Topics: Southwest,New Work,Utah

Permalink | Posted December 2, 2018

Utah Day 8

I left Moab yesterday and drove the 3 hours up to Salt Lake City. What a boring drive! It's all I could do to stay awake.

 But in the early a.m. I drove out to

which you get to by driving on the northern access road just out of Moab to Canyonlands Park. This essentially is a peninsula above the desert valley. It is an extraordinary place and, from this vantage point, essentially like standing on the bow of a ship.

It felt like aerial photography with the advantage of not going 100 mph, giving you all the time you wanted to study and look. I loved being able to roam around this whole expanse with a long lens and pick and choose my pictures.

As I was photographing, looking through the lens, I found myself thinking of macro versus micro economics, minimal versus maximal, a world view versus a hyper-close view.

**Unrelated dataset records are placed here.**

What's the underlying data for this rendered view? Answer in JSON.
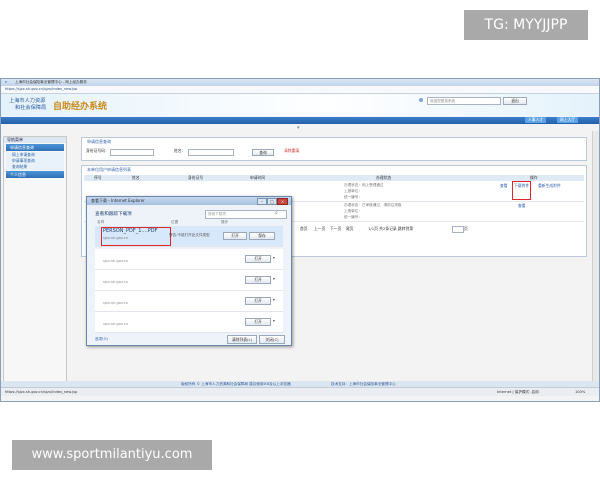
{
  "watermarks": {
    "top_right": "TG: MYYJJPP",
    "bottom_left": "www.sportmilantiyu.com"
  },
  "browser": {
    "title": "上海市社会保险事业管理中心 - 网上经办服务",
    "address": "https://sjzx.sh.gov.cn/sjzx/index_new.jsp",
    "status_url": "https://sjzx.sh.gov.cn/sjzx/index_new.jsp",
    "status_zone": "Internet | 保护模式: 启用",
    "zoom": "100%"
  },
  "banner": {
    "logo_line1": "上海市人力资源",
    "logo_line2": "和社会保障局",
    "system_name": "自助经办系统",
    "user_info": "欢迎您登录系统",
    "logout": "退出",
    "nav_btn_1": "人事人才",
    "nav_btn_2": "网上大厅"
  },
  "sidebar": {
    "header": "导航菜单",
    "items": [
      {
        "label": "申请信息查询",
        "active": true
      },
      {
        "label": "个人信息",
        "active": false
      }
    ],
    "subitems": [
      "网上申请查询",
      "申请事项查询",
      "查询结果"
    ]
  },
  "search_panel": {
    "title": "申请信息查询",
    "id_label": "身份证号码：",
    "name_label": "姓名：",
    "query_button": "查询",
    "reset_button": "清除重填"
  },
  "list_panel": {
    "title": "本单位用户申请信息列表",
    "columns": [
      "序号",
      "姓名",
      "身份证号",
      "申请时间",
      "办理状态",
      "操作"
    ],
    "rows": [
      {
        "status": "办理状态：网上受理通过",
        "unit": "上报单位：",
        "code": "统一编号：",
        "actions": [
          "查看",
          "下载附件",
          "重新生成附件"
        ]
      },
      {
        "status": "办理状态：已审核通过，请前往领取",
        "unit": "上报单位：",
        "code": "统一编号：",
        "actions": [
          "查看"
        ]
      }
    ],
    "pager": {
      "first": "首页",
      "prev": "上一页",
      "next": "下一页",
      "last": "尾页",
      "info": "1/1页 共2条记录 跳转到第",
      "page_unit": "页"
    }
  },
  "download_dialog": {
    "title": "查看下载 - Internet Explorer",
    "heading": "查看和跟踪下载项",
    "search_placeholder": "搜索下载项",
    "col_name": "名称",
    "col_location": "位置",
    "col_actions": "操作",
    "items": [
      {
        "name": "PERSON_PDF_1....PDF",
        "source": "sjzx.sh.gov.cn",
        "note": "警告:不能打开此文件类型",
        "open": "打开",
        "save": "保存"
      },
      {
        "name": "",
        "source": "sjzx.sh.gov.cn",
        "open": "打开"
      },
      {
        "name": "",
        "source": "sjzx.sh.gov.cn",
        "open": "打开"
      },
      {
        "name": "",
        "source": "sjzx.sh.gov.cn",
        "open": "打开"
      },
      {
        "name": "",
        "source": "sjzx.sh.gov.cn",
        "open": "打开"
      }
    ],
    "options": "选项(O)",
    "clear_list": "清除列表(L)",
    "close": "关闭(C)"
  },
  "footer": {
    "text": "版权所有 © 上海市人力资源和社会保障局 建议使用IE8及以上浏览器",
    "text2": "技术支持：上海市社会保险事业管理中心"
  }
}
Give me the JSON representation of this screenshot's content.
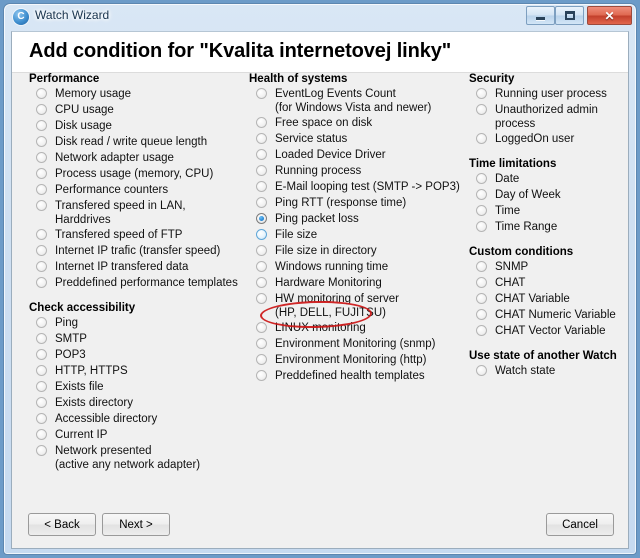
{
  "window": {
    "title": "Watch Wizard",
    "icon": "app-circle-icon",
    "icon_glyph": "C",
    "caption_buttons": {
      "minimize": "Minimize",
      "maximize": "Maximize",
      "close": "Close",
      "close_glyph": "✕"
    }
  },
  "page": {
    "title": "Add condition for \"Kvalita internetovej linky\""
  },
  "columns": {
    "left": [
      {
        "title": "Performance",
        "options": [
          {
            "label": "Memory usage",
            "state": "normal"
          },
          {
            "label": "CPU usage",
            "state": "normal"
          },
          {
            "label": "Disk usage",
            "state": "normal"
          },
          {
            "label": "Disk read / write queue length",
            "state": "normal"
          },
          {
            "label": "Network adapter usage",
            "state": "normal"
          },
          {
            "label": "Process usage (memory, CPU)",
            "state": "normal"
          },
          {
            "label": "Performance counters",
            "state": "normal"
          },
          {
            "label": "Transfered speed in LAN,\nHarddrives",
            "state": "normal"
          },
          {
            "label": "Transfered speed of FTP",
            "state": "normal"
          },
          {
            "label": "Internet IP trafic (transfer speed)",
            "state": "normal"
          },
          {
            "label": "Internet IP transfered data",
            "state": "normal"
          },
          {
            "label": "Preddefined performance templates",
            "state": "normal"
          }
        ]
      },
      {
        "title": "Check accessibility",
        "options": [
          {
            "label": "Ping",
            "state": "normal"
          },
          {
            "label": "SMTP",
            "state": "normal"
          },
          {
            "label": "POP3",
            "state": "normal"
          },
          {
            "label": "HTTP, HTTPS",
            "state": "normal"
          },
          {
            "label": "Exists file",
            "state": "normal"
          },
          {
            "label": "Exists directory",
            "state": "normal"
          },
          {
            "label": "Accessible directory",
            "state": "normal"
          },
          {
            "label": "Current IP",
            "state": "normal"
          },
          {
            "label": "Network presented\n(active any network adapter)",
            "state": "normal"
          }
        ]
      }
    ],
    "mid": [
      {
        "title": "Health of systems",
        "options": [
          {
            "label": "EventLog Events Count\n(for Windows Vista and newer)",
            "state": "normal"
          },
          {
            "label": "Free space on disk",
            "state": "normal"
          },
          {
            "label": "Service status",
            "state": "normal"
          },
          {
            "label": "Loaded Device Driver",
            "state": "normal"
          },
          {
            "label": "Running process",
            "state": "normal"
          },
          {
            "label": "E-Mail looping test (SMTP -> POP3)",
            "state": "normal"
          },
          {
            "label": "Ping RTT (response time)",
            "state": "normal"
          },
          {
            "label": "Ping packet loss",
            "state": "checked"
          },
          {
            "label": "File size",
            "state": "hover"
          },
          {
            "label": "File size in directory",
            "state": "normal"
          },
          {
            "label": "Windows running time",
            "state": "normal"
          },
          {
            "label": "Hardware Monitoring",
            "state": "normal"
          },
          {
            "label": "HW monitoring of server\n(HP, DELL, FUJITSU)",
            "state": "normal"
          },
          {
            "label": "LINUX monitoring",
            "state": "normal"
          },
          {
            "label": "Environment Monitoring (snmp)",
            "state": "normal"
          },
          {
            "label": "Environment Monitoring (http)",
            "state": "normal"
          },
          {
            "label": "Preddefined health templates",
            "state": "normal"
          }
        ]
      }
    ],
    "right": [
      {
        "title": "Security",
        "options": [
          {
            "label": "Running user process",
            "state": "normal"
          },
          {
            "label": "Unauthorized admin process",
            "state": "normal"
          },
          {
            "label": "LoggedOn user",
            "state": "normal"
          }
        ]
      },
      {
        "title": "Time limitations",
        "options": [
          {
            "label": "Date",
            "state": "normal"
          },
          {
            "label": "Day of Week",
            "state": "normal"
          },
          {
            "label": "Time",
            "state": "normal"
          },
          {
            "label": "Time Range",
            "state": "normal"
          }
        ]
      },
      {
        "title": "Custom conditions",
        "options": [
          {
            "label": "SNMP",
            "state": "normal"
          },
          {
            "label": "CHAT",
            "state": "normal"
          },
          {
            "label": "CHAT Variable",
            "state": "normal"
          },
          {
            "label": "CHAT Numeric Variable",
            "state": "normal"
          },
          {
            "label": "CHAT Vector Variable",
            "state": "normal"
          }
        ]
      },
      {
        "title": "Use state of another Watch",
        "options": [
          {
            "label": "Watch state",
            "state": "normal"
          }
        ]
      }
    ]
  },
  "footer": {
    "back": "< Back",
    "next": "Next >",
    "cancel": "Cancel"
  },
  "annotation": {
    "type": "red-ellipse-highlight",
    "target": "Ping packet loss",
    "color": "#cc1616"
  }
}
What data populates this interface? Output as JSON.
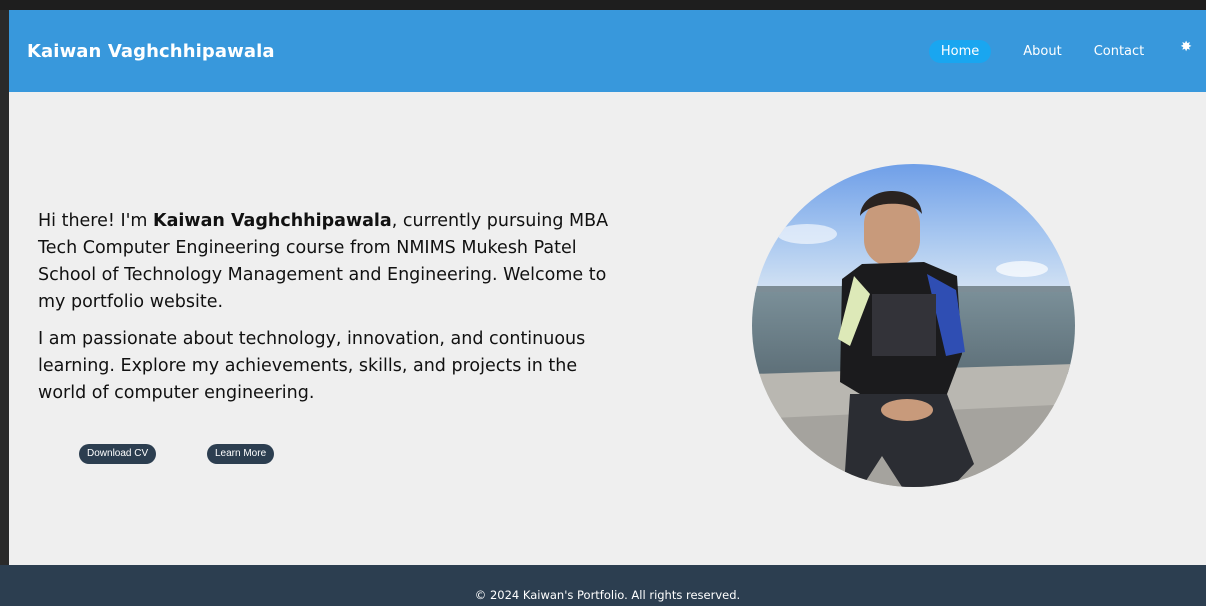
{
  "header": {
    "title": "Kaiwan Vaghchhipawala",
    "nav": [
      "Home",
      "About",
      "Contact"
    ],
    "theme_icon": "sun-icon"
  },
  "main": {
    "intro": {
      "p1_start": "Hi there! I'm ",
      "p1_name": "Kaiwan Vaghchhipawala",
      "p1_end": ", currently pursuing MBA Tech Computer Engineering course from NMIMS Mukesh Patel School of Technology Management and Engineering. Welcome to my portfolio website.",
      "p2": "I am passionate about technology, innovation, and continuous learning. Explore my achievements, skills, and projects in the world of computer engineering."
    },
    "buttons": {
      "download": "Download CV",
      "learn": "Learn More"
    }
  },
  "footer": {
    "text": "© 2024 Kaiwan's Portfolio. All rights reserved."
  },
  "colors": {
    "header_bg": "#3898dc",
    "active_nav": "#19a6f0",
    "button_bg": "#2c3e50",
    "page_bg": "#efefef",
    "footer_bg": "#2c3e50"
  }
}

This was oddly powerful. I don't know that I have ever been accused of having a God complex but if ever that were to surface now would be the time, as though, click the shutter, there I've made another butte, click, another canyon, click, another wash, click, another spire.

Last, another thought along a different line, at what point would the image break down in terms of intelligibility? As I pushed the medium and the limit of my lens, as I reached now across miles of information, content compressed through great distance, the image would just lose its comprehensibility and break down into abstract lights and darks.

I know, "Neal, what were you smoking?" Right? I swear, I was substance free. But you'd have to be clueless to not have deeper thoughts in a place like this. Our world can feel very large here, and us, very small.

To wrap up my time in Moab I leave you with this:

with the shadow of me and the rental Jeep in the picture. I hate goodbyes, always hard when you leave what you love, but Moab continues to be a place close to my heart, something about its scale, its color, its shapes and forms, its accessibility, draws me in. Goodbye Moab, I hope to see  you again soon.

Topics: Digital,Color,Southwest

Permalink | Posted November 11, 2018